What you will do -
From the records below, copy out each line that has the word "notification".

Data records -
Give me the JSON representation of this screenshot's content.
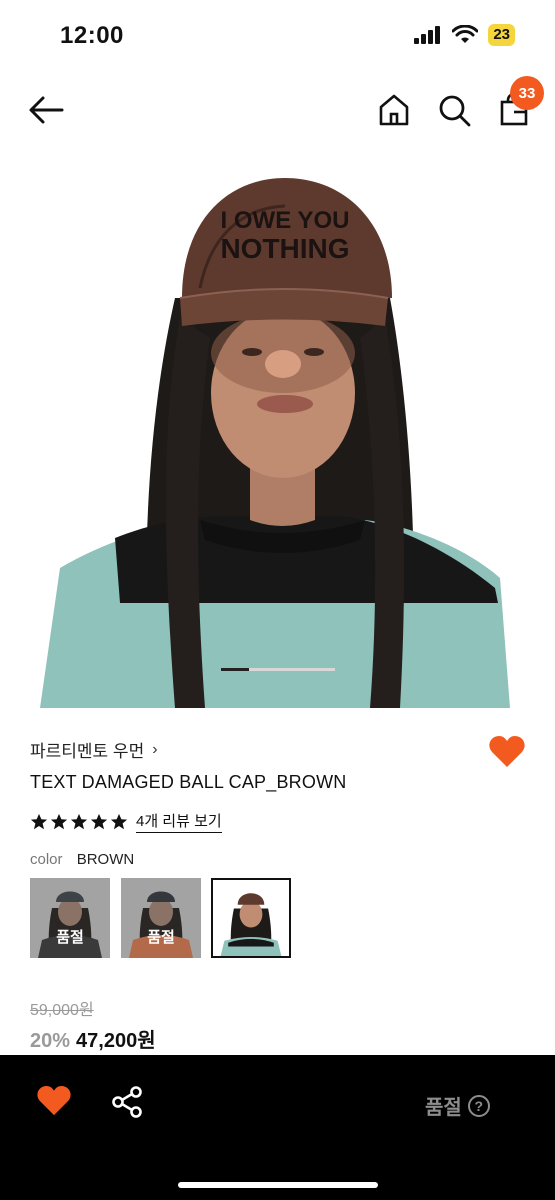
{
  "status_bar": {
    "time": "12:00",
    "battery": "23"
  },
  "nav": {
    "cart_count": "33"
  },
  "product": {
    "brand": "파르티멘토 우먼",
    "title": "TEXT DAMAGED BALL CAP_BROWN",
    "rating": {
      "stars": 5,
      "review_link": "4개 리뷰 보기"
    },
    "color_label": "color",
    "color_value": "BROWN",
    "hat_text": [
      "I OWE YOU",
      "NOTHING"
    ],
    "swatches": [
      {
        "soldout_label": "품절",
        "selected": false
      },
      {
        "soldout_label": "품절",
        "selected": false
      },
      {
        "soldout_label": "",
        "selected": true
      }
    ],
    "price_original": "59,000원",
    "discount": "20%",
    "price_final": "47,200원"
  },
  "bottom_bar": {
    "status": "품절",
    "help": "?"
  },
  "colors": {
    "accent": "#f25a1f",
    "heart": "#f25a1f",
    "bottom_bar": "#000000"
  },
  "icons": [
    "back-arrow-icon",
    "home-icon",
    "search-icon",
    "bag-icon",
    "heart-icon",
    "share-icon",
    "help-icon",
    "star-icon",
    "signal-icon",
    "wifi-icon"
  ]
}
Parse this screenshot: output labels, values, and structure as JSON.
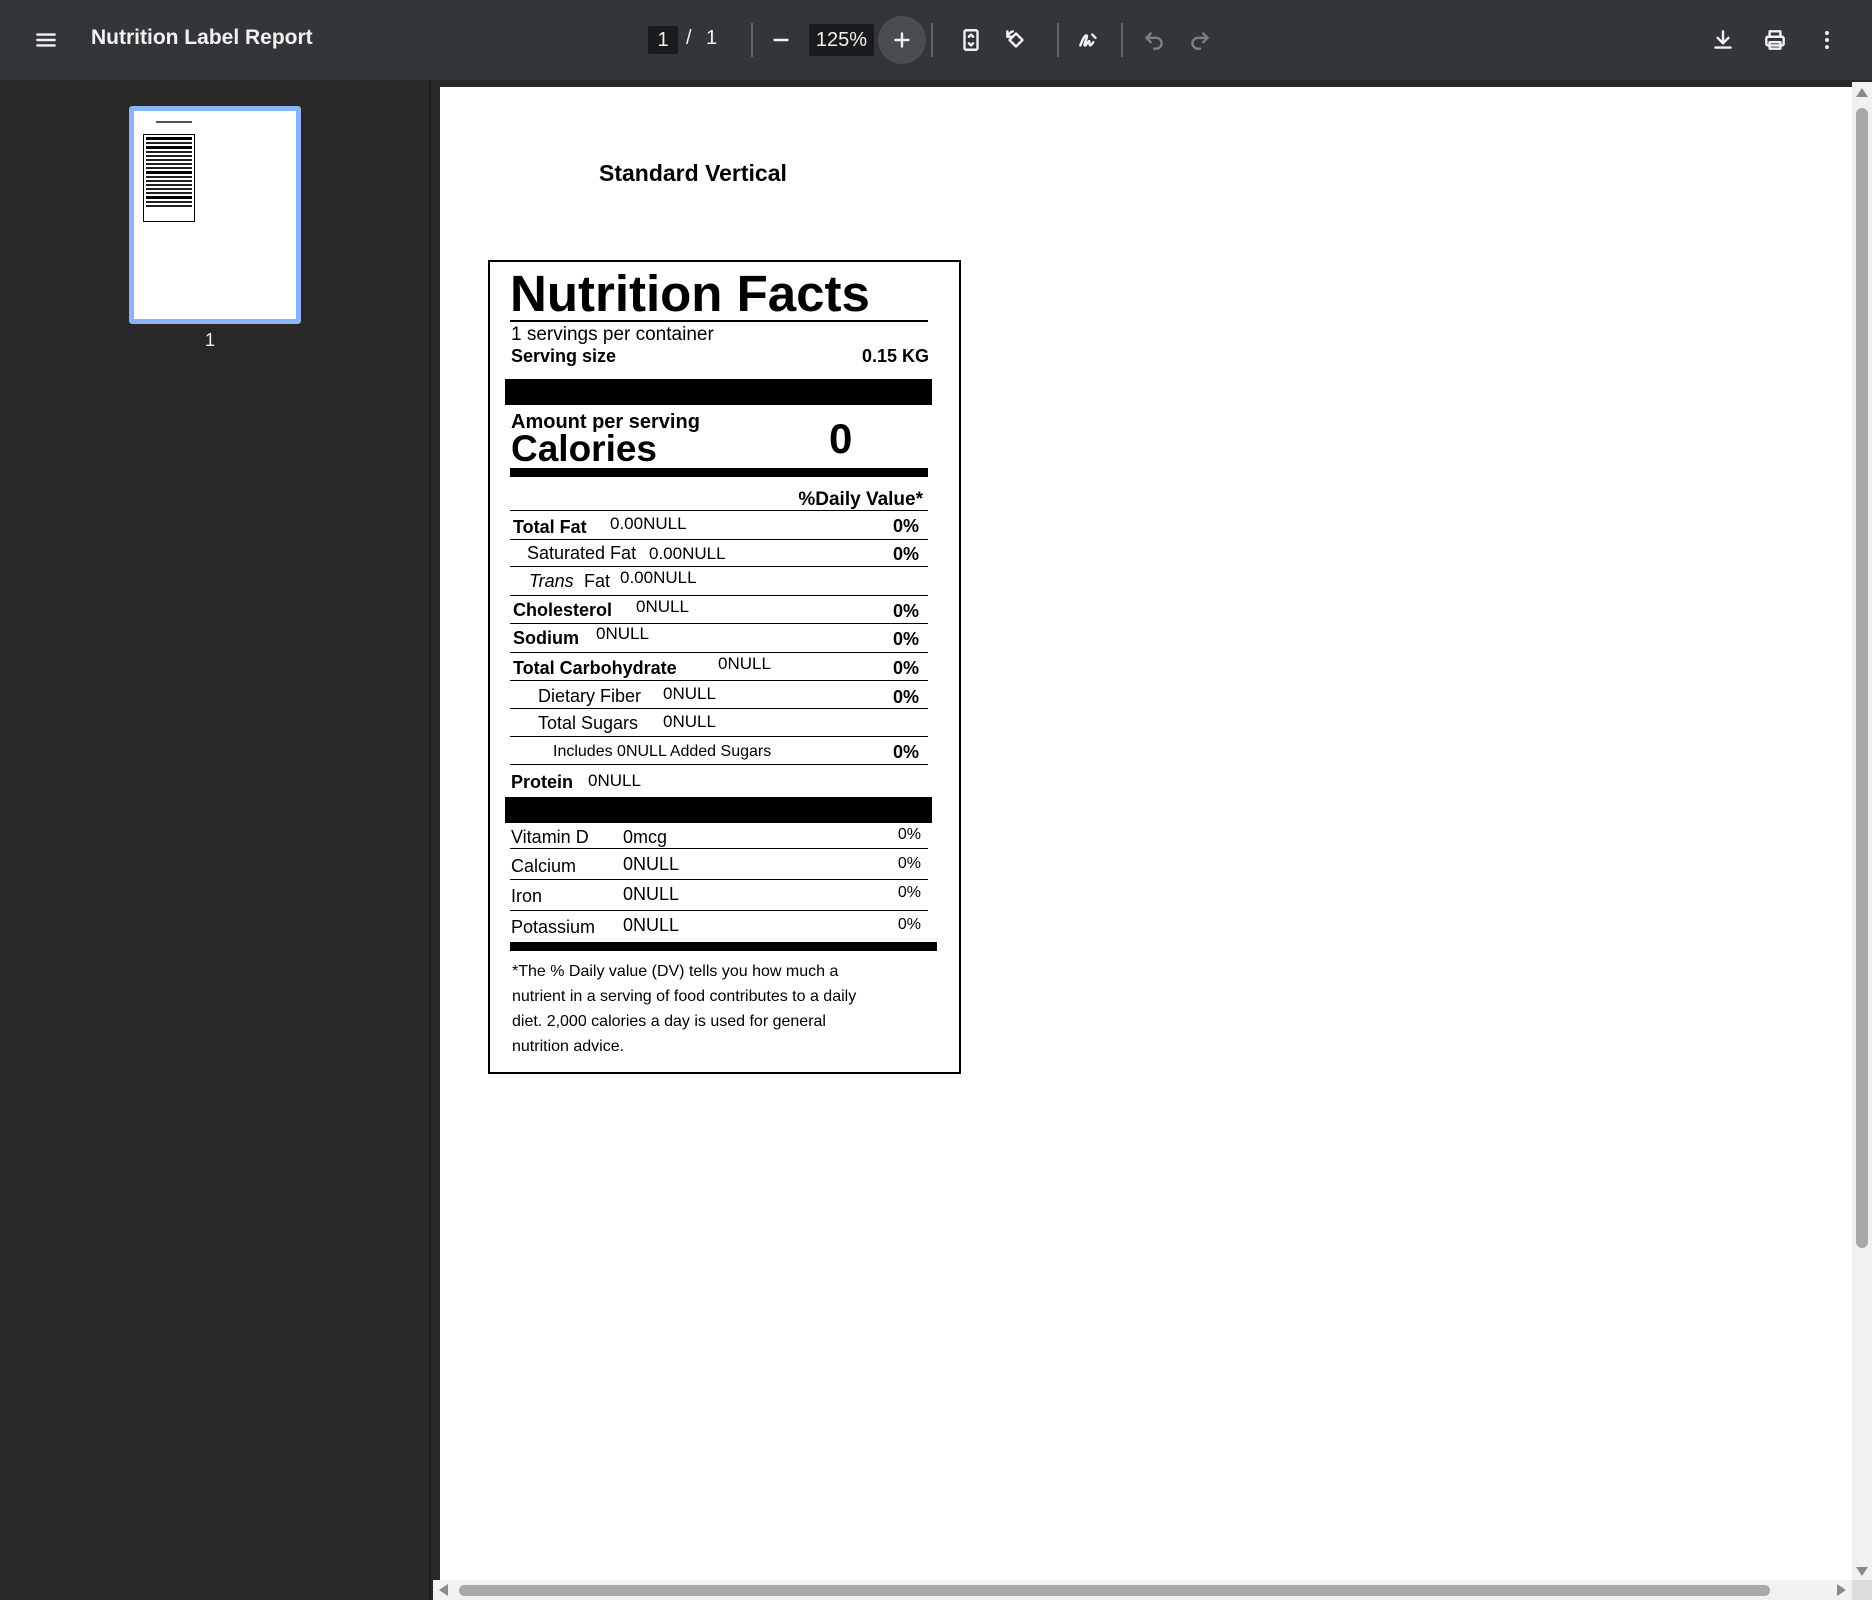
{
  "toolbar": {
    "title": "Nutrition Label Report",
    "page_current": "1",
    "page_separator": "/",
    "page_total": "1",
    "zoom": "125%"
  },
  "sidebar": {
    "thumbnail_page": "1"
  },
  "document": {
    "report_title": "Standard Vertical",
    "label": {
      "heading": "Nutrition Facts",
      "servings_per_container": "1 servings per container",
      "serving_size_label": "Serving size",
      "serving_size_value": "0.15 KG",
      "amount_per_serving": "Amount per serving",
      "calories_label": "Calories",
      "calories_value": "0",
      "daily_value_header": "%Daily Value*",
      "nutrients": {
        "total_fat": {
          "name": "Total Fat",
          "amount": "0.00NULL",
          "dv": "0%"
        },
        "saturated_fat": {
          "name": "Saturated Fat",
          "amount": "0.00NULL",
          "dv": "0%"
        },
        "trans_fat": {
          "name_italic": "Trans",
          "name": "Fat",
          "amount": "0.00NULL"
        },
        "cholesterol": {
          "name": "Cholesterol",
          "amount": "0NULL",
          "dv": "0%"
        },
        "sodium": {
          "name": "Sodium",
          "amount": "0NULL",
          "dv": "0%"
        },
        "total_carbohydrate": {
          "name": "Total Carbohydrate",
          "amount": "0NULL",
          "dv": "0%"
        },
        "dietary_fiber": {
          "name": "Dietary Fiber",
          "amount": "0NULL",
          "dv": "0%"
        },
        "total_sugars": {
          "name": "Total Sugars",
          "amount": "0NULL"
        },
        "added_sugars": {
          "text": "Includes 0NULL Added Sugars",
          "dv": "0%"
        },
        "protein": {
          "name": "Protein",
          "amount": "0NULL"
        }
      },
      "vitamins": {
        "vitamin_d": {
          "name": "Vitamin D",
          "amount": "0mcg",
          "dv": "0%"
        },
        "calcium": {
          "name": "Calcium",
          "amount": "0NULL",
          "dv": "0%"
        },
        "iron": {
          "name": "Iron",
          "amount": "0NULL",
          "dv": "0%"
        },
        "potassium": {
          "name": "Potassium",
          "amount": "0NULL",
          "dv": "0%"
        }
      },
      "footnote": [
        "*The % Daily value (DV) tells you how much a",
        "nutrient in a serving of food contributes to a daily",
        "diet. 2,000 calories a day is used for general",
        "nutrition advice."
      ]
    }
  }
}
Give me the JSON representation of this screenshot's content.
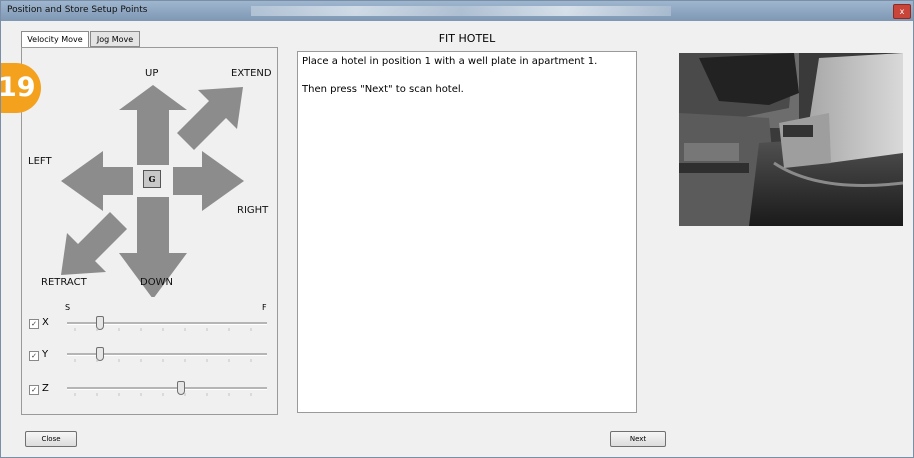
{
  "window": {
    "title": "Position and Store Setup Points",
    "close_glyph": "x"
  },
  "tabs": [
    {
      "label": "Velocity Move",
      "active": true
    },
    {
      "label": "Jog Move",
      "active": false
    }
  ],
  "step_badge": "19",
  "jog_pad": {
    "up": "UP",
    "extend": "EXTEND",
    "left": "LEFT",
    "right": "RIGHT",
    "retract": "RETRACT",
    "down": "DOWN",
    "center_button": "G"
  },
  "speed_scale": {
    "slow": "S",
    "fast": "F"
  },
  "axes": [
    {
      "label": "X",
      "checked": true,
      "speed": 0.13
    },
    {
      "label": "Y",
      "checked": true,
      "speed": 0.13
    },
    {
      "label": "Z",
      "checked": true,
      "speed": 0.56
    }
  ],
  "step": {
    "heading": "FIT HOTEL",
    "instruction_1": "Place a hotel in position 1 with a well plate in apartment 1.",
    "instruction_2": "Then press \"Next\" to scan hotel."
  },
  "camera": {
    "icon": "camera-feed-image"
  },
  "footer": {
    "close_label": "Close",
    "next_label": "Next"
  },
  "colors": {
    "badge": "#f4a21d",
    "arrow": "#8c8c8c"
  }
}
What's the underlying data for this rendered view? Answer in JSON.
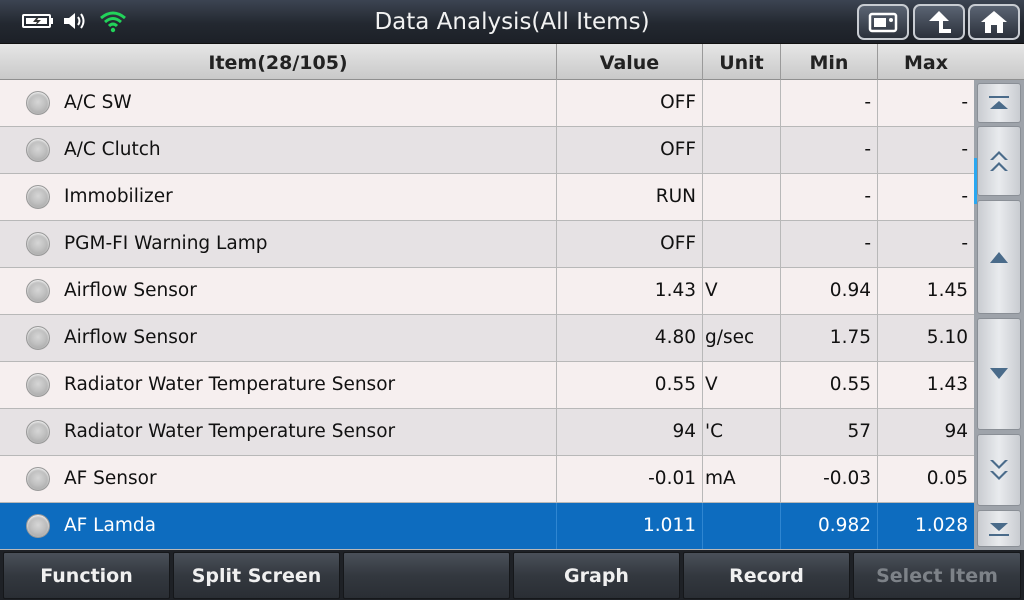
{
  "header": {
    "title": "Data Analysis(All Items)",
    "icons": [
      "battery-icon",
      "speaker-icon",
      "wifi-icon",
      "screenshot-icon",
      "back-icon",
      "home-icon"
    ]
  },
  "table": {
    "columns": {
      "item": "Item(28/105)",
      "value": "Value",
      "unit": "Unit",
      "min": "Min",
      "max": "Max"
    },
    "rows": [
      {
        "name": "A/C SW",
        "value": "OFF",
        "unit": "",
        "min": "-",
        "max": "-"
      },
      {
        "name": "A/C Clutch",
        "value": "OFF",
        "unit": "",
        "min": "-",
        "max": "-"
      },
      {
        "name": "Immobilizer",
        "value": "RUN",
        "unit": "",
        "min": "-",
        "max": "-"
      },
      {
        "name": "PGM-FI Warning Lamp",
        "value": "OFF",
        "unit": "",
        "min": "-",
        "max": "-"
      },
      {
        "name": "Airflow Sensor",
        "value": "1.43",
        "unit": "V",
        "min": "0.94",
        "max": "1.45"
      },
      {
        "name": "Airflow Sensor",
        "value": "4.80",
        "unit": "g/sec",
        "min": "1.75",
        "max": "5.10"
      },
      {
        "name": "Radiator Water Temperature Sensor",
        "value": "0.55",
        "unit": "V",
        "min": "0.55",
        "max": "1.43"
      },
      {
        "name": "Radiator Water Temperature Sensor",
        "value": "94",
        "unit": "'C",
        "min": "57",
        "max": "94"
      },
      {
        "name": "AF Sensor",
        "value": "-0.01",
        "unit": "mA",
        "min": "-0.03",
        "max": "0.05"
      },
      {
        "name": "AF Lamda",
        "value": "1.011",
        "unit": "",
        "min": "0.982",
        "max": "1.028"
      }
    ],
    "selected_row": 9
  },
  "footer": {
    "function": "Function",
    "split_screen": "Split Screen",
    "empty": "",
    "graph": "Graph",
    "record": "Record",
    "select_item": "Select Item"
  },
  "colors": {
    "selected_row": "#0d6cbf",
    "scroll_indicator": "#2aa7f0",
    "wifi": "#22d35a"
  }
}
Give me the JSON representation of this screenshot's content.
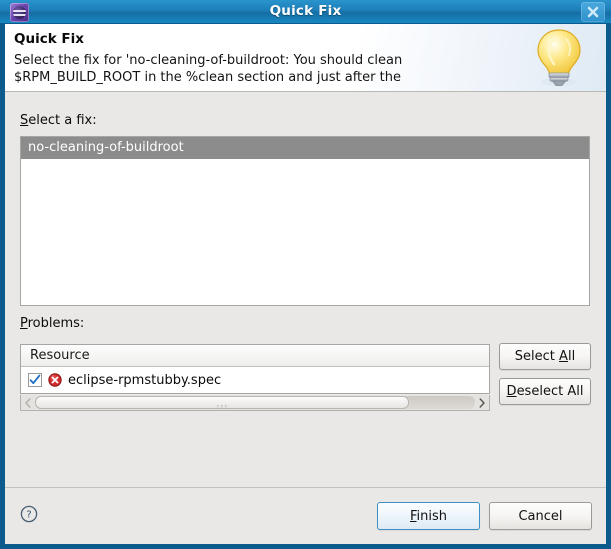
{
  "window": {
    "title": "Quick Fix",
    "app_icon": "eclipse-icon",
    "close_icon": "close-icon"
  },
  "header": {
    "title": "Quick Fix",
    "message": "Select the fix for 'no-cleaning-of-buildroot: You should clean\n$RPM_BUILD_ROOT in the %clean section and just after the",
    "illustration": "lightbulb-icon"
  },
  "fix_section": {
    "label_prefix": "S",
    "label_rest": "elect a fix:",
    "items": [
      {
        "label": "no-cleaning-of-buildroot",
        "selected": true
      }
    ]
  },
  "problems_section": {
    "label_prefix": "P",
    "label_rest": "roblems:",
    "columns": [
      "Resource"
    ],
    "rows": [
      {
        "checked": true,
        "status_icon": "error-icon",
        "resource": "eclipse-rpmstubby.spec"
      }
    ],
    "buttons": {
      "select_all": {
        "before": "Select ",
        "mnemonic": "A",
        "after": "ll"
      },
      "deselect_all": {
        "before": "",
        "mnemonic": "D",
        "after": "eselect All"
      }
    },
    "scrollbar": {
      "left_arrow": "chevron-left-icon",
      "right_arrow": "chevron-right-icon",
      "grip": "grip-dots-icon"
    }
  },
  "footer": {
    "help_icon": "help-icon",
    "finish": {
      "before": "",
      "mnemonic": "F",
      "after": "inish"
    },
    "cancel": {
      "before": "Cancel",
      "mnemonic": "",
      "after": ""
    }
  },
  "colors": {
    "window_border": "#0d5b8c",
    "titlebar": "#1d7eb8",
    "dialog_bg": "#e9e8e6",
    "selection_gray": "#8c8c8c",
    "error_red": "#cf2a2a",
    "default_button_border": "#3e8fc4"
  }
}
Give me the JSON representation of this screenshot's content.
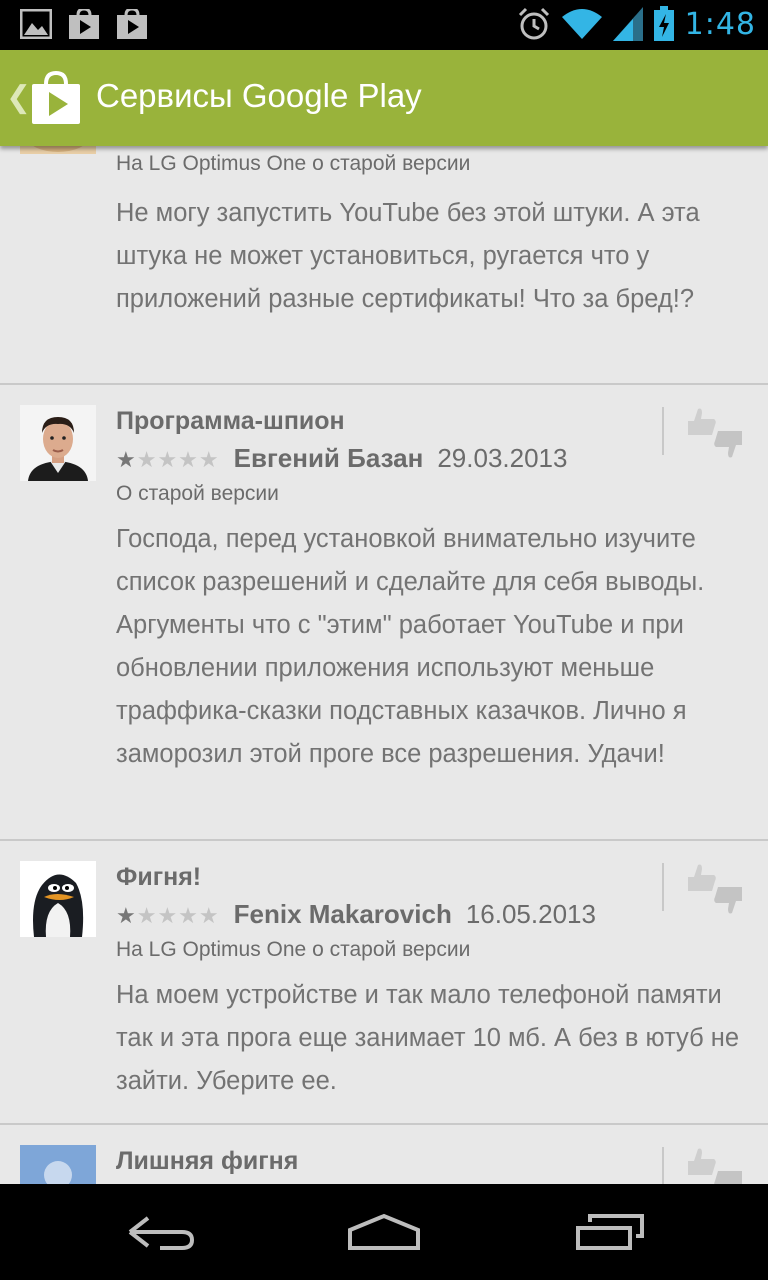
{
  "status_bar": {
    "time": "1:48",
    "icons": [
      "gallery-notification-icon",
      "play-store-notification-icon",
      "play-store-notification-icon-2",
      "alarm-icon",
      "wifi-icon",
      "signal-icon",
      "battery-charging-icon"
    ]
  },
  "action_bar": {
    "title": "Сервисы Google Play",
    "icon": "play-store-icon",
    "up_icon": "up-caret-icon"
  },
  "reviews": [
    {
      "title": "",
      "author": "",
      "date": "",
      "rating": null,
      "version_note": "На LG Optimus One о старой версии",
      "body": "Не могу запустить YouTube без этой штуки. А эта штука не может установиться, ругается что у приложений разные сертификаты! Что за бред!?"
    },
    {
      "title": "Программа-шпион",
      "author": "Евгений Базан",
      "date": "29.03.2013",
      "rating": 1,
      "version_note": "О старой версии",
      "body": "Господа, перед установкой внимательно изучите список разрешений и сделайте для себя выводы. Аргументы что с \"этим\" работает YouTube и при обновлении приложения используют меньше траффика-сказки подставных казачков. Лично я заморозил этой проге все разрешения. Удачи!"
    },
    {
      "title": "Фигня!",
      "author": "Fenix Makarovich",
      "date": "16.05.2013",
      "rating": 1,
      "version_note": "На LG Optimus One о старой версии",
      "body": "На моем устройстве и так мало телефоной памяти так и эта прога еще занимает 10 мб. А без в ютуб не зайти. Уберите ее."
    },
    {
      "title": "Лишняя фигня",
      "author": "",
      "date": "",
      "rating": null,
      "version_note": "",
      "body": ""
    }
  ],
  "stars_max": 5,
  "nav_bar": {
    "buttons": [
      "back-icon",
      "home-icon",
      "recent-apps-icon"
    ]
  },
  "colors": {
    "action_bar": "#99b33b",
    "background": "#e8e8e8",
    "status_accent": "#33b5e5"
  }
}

Your response -
      "gallery-notification-icon",
      "play-store-notification-icon",
      "play-store-notification-icon-2",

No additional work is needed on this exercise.